● **Directions for this task**: Output the records exactly, every one of them.

Recorded data:
———
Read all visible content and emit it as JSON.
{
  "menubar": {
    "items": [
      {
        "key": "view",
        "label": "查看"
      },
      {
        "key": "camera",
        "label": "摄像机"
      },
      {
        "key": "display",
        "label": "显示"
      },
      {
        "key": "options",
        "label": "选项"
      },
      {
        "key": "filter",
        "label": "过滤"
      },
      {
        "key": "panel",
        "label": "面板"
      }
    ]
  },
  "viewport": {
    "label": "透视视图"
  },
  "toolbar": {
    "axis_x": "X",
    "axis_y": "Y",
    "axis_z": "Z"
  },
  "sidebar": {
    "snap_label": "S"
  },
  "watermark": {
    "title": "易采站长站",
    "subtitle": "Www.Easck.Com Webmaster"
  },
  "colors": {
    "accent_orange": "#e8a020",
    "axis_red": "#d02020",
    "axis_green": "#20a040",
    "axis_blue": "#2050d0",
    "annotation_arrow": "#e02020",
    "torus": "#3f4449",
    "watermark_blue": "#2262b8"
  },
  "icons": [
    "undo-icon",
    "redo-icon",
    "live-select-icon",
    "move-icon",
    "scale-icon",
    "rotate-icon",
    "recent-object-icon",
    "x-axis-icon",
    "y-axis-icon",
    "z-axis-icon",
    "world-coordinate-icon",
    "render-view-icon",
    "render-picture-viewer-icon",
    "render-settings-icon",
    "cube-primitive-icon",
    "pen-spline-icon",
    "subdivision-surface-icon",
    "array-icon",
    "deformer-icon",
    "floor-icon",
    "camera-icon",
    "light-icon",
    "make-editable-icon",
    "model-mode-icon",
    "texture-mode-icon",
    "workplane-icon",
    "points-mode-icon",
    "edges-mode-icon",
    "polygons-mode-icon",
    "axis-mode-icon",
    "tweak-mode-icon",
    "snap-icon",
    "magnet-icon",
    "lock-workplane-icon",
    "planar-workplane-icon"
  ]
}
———
● **Response area**:
Read all visible content and emit it as JSON.
{
  "menubar": {
    "items": [
      {
        "key": "view",
        "label": "查看"
      },
      {
        "key": "camera",
        "label": "摄像机"
      },
      {
        "key": "display",
        "label": "显示"
      },
      {
        "key": "options",
        "label": "选项"
      },
      {
        "key": "filter",
        "label": "过滤"
      },
      {
        "key": "panel",
        "label": "面板"
      }
    ]
  },
  "viewport": {
    "label": "透视视图"
  },
  "toolbar": {
    "axis_x": "X",
    "axis_y": "Y",
    "axis_z": "Z"
  },
  "sidebar": {
    "snap_label": "S"
  },
  "watermark": {
    "title": "易采站长站",
    "subtitle": "Www.Easck.Com Webmaster"
  },
  "colors": {
    "accent_orange": "#e8a020",
    "axis_red": "#d02020",
    "axis_green": "#20a040",
    "axis_blue": "#2050d0",
    "annotation_arrow": "#e02020",
    "torus": "#3f4449",
    "watermark_blue": "#2262b8"
  },
  "icons": [
    "undo-icon",
    "redo-icon",
    "live-select-icon",
    "move-icon",
    "scale-icon",
    "rotate-icon",
    "recent-object-icon",
    "x-axis-icon",
    "y-axis-icon",
    "z-axis-icon",
    "world-coordinate-icon",
    "render-view-icon",
    "render-picture-viewer-icon",
    "render-settings-icon",
    "cube-primitive-icon",
    "pen-spline-icon",
    "subdivision-surface-icon",
    "array-icon",
    "deformer-icon",
    "floor-icon",
    "camera-icon",
    "light-icon",
    "make-editable-icon",
    "model-mode-icon",
    "texture-mode-icon",
    "workplane-icon",
    "points-mode-icon",
    "edges-mode-icon",
    "polygons-mode-icon",
    "axis-mode-icon",
    "tweak-mode-icon",
    "snap-icon",
    "magnet-icon",
    "lock-workplane-icon",
    "planar-workplane-icon"
  ]
}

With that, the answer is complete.